Questions and Answers

  • Q: What benefit does this proposal provide?

    A: The typical Python programmer is an integrator, someone who is connecting components from various suppliers. Often, to interface between these components, one needs intermediate adapters. Usually the burden falls upon the programmer to study the interface exposed by one component and required by another, determine if they are directly compatible, or develop an adapter. Sometimes a supplier may even include the appropriate adapter, but even then searching for the adapter and figuring out how to deploy the adapter takes time.

    This technique enables suppliers to work with each other directly, by implementing __conform__ or __adapt__ as necessary. This frees the integrator from making their own adapters. In essence, this allows the components to have a simple dialogue among themselves. The integrator simply connects one component to another, and if the types don’t automatically match an adapting mechanism is built-in.

    Moreover, thanks to the adapter registry, a “fourth party” may supply adapters to allow interoperation of frameworks which are totally unaware of each other, non-invasively, and without requiring the integrator to do anything more than install the appropriate adapter factories in the registry at start-up.
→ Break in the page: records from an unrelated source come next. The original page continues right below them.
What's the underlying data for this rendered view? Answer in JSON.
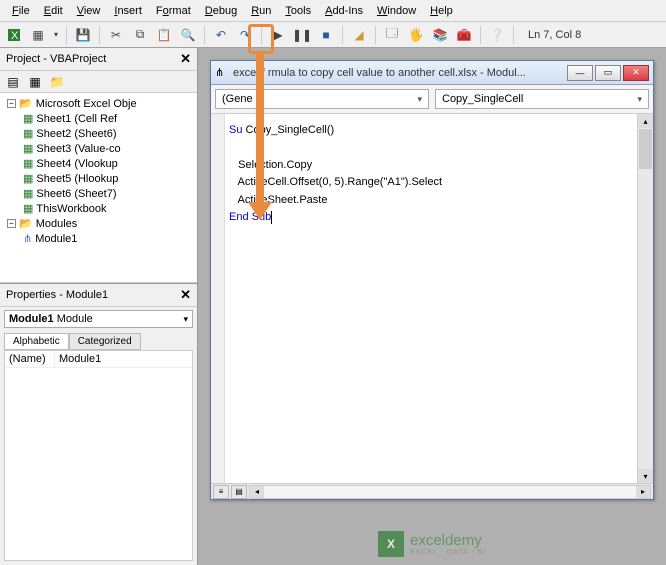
{
  "menu": {
    "items": [
      "File",
      "Edit",
      "View",
      "Insert",
      "Format",
      "Debug",
      "Run",
      "Tools",
      "Add-Ins",
      "Window",
      "Help"
    ]
  },
  "toolbar": {
    "cursor_pos": "Ln 7, Col 8"
  },
  "project_pane": {
    "title": "Project - VBAProject",
    "root": "Microsoft Excel Obje",
    "sheets": [
      "Sheet1 (Cell Ref",
      "Sheet2 (Sheet6)",
      "Sheet3 (Value-co",
      "Sheet4 (Vlookup",
      "Sheet5 (Hlookup",
      "Sheet6 (Sheet7)",
      "ThisWorkbook"
    ],
    "modules_label": "Modules",
    "modules": [
      "Module1"
    ]
  },
  "properties_pane": {
    "title": "Properties - Module1",
    "combo_name": "Module1",
    "combo_type": "Module",
    "tabs": [
      "Alphabetic",
      "Categorized"
    ],
    "rows": [
      {
        "k": "(Name)",
        "v": "Module1"
      }
    ]
  },
  "code_window": {
    "title": "excel f  rmula to copy cell value to another cell.xlsx - Modul...",
    "left_combo": "(Gene",
    "right_combo": "Copy_SingleCell",
    "code": {
      "l1_kw": "Su",
      "l1_rest": " Copy_SingleCell()",
      "l2": "",
      "l3": "   Selection.Copy",
      "l4": "   ActiveCell.Offset(0, 5).Range(\"A1\").Select",
      "l5": "   ActiveSheet.Paste",
      "l6_kw": "End Sub"
    }
  },
  "watermark": {
    "brand": "exceldemy",
    "sub": "EXCEL · DATA · BI"
  }
}
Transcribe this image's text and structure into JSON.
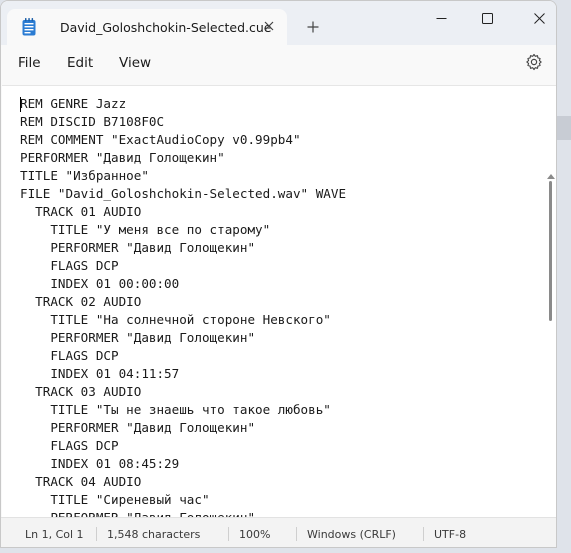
{
  "window": {
    "tab_title": "David_Goloshchokin-Selected.cue"
  },
  "menu": {
    "file": "File",
    "edit": "Edit",
    "view": "View"
  },
  "editor": {
    "lines": [
      "REM GENRE Jazz",
      "REM DISCID B7108F0C",
      "REM COMMENT \"ExactAudioCopy v0.99pb4\"",
      "PERFORMER \"Давид Голощекин\"",
      "TITLE \"Избранное\"",
      "FILE \"David_Goloshchokin-Selected.wav\" WAVE",
      "  TRACK 01 AUDIO",
      "    TITLE \"У меня все по старому\"",
      "    PERFORMER \"Давид Голощекин\"",
      "    FLAGS DCP",
      "    INDEX 01 00:00:00",
      "  TRACK 02 AUDIO",
      "    TITLE \"На солнечной стороне Невского\"",
      "    PERFORMER \"Давид Голощекин\"",
      "    FLAGS DCP",
      "    INDEX 01 04:11:57",
      "  TRACK 03 AUDIO",
      "    TITLE \"Ты не знаешь что такое любовь\"",
      "    PERFORMER \"Давид Голощекин\"",
      "    FLAGS DCP",
      "    INDEX 01 08:45:29",
      "  TRACK 04 AUDIO",
      "    TITLE \"Сиреневый час\"",
      "    PERFORMER \"Давид Голощекин\""
    ]
  },
  "status": {
    "position": "Ln 1, Col 1",
    "characters": "1,548 characters",
    "zoom": "100%",
    "line_ending": "Windows (CRLF)",
    "encoding": "UTF-8"
  },
  "icons": {
    "app": "notepad-icon",
    "close_tab": "close-icon",
    "new_tab": "plus-icon",
    "minimize": "minimize-icon",
    "maximize": "maximize-icon",
    "close_window": "close-icon",
    "settings": "gear-icon"
  },
  "colors": {
    "titlebar_bg": "#eceff4",
    "editor_bg": "#ffffff",
    "statusbar_bg": "#f3f3f3",
    "app_icon_blue": "#2b7cd3"
  }
}
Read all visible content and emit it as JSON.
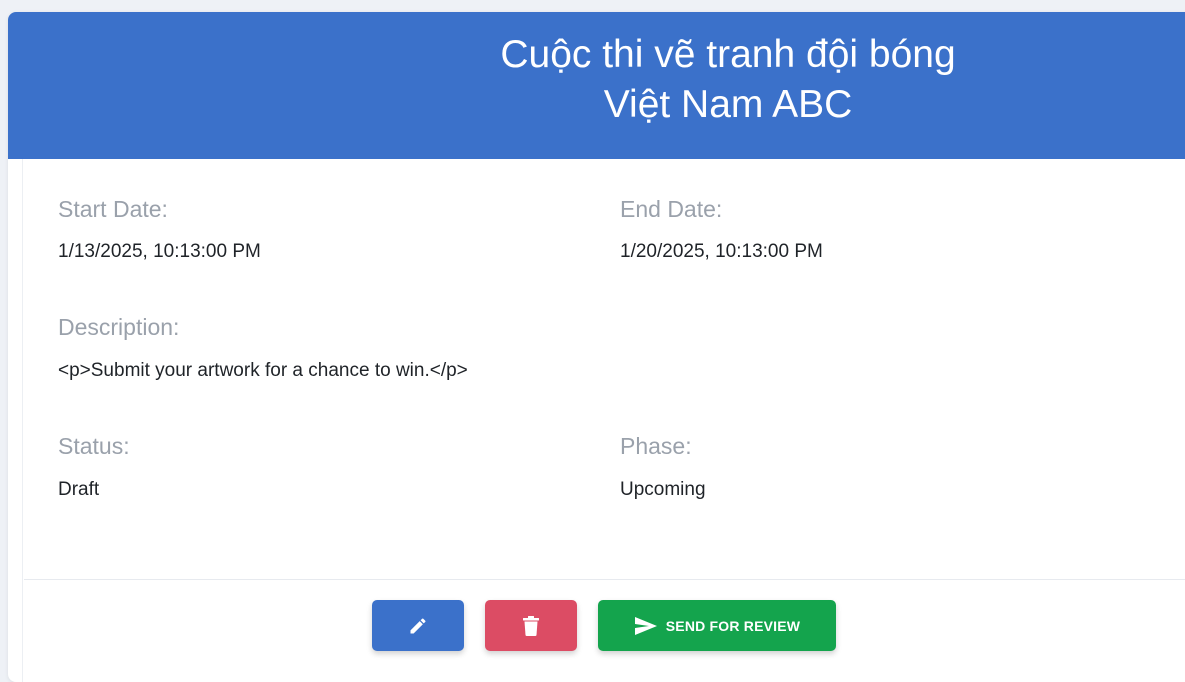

    As long as libraries and frameworks cooperate with the adaptation infrastructure proposed here (essentially by defining and using protocols appropriately, and calling ‘adapt’ as needed on arguments received and results of call-back factory functions), the integrator’s work thereby becomes much simpler.

    For example, consider SAX1 and SAX2 interfaces: there is an adapter required to switch between them. Normally, the programmer must be aware of this; however, with this adaptation proposal in place, this is no longer the case – indeed, thanks to the adapter registry, this need may be removed even if the framework supplying SAX1 and the one requiring SAX2 are unaware of each other.

  • Q: Why does this have to be built-in, can’t it be standalone?

    A: Yes, it does work standalone. However, if it is built-in, it has a greater chance of usage. The value of this proposal is primarily in standardization: having libraries and frameworks coming from different suppliers, including the Python standard library, use a single approach to adaptation. Furthermore:

    1. The mechanism is by its very nature a singleton.
    2. If used frequently, it will be much faster as a built-in.
    3. It is extensible and unassuming.
    4. Once ‘adapt’ is built-in, it can support syntax extensions and even be of some help to a type inference system.
  • Q: Why the verbs __conform__ and __adapt__?

    A: conform, verb intransitive

    1. To correspond in form or character; be similar.
    2. To act or be in accord or agreement; comply.
    3. To act in accordance with current customs or modes.

    adapt, verb transitive

    1. To make suitable to or fit for a specific use or situation.

    Source: The American Heritage Dictionary of the English Language, Third Edition

Backwards Compatibility

There should be no problem with backwards compatibility unless someone had used the special names __conform__ or __adapt__ in other ways, but this seems unlikely, and, in any case, user code should never use special names for non-standard purposes.

This proposal could be implemented and tested without changes to the interpreter.


This proposal was created in large part by the feedback of the talented individuals on the main Python mailing lists and the type-sig list. To name specific contributors (with apologies if we missed anyone!), besides the proposal’s authors: the main suggestions for the proposal’s first versions came from Paul Prescod, with significant feedback from Robin Thomas, and we also borrowed ideas from Marcin ‘Qrczak’ Kowalczyk and Carlos Ribeiro.

Other contributors (via comments) include Michel Pelletier, Jeremy Hylton, Aahz Maruch, Fredrik Lundh, Rainer Deyke, Timothy Delaney, and Huaiyu Zhu. The current version owes a lot to discussions with (among others) Phillip J. Eby, Guido van Rossum, Bruce Eckel, Jim Fulton, and Ka-Ping Yee, and to study and reflection of their proposals, implementations, and documentation about use and adaptation of interfaces and protocols in Python.

References and Footnotes


Last modified: 2023-09-09 17:39:29 GMT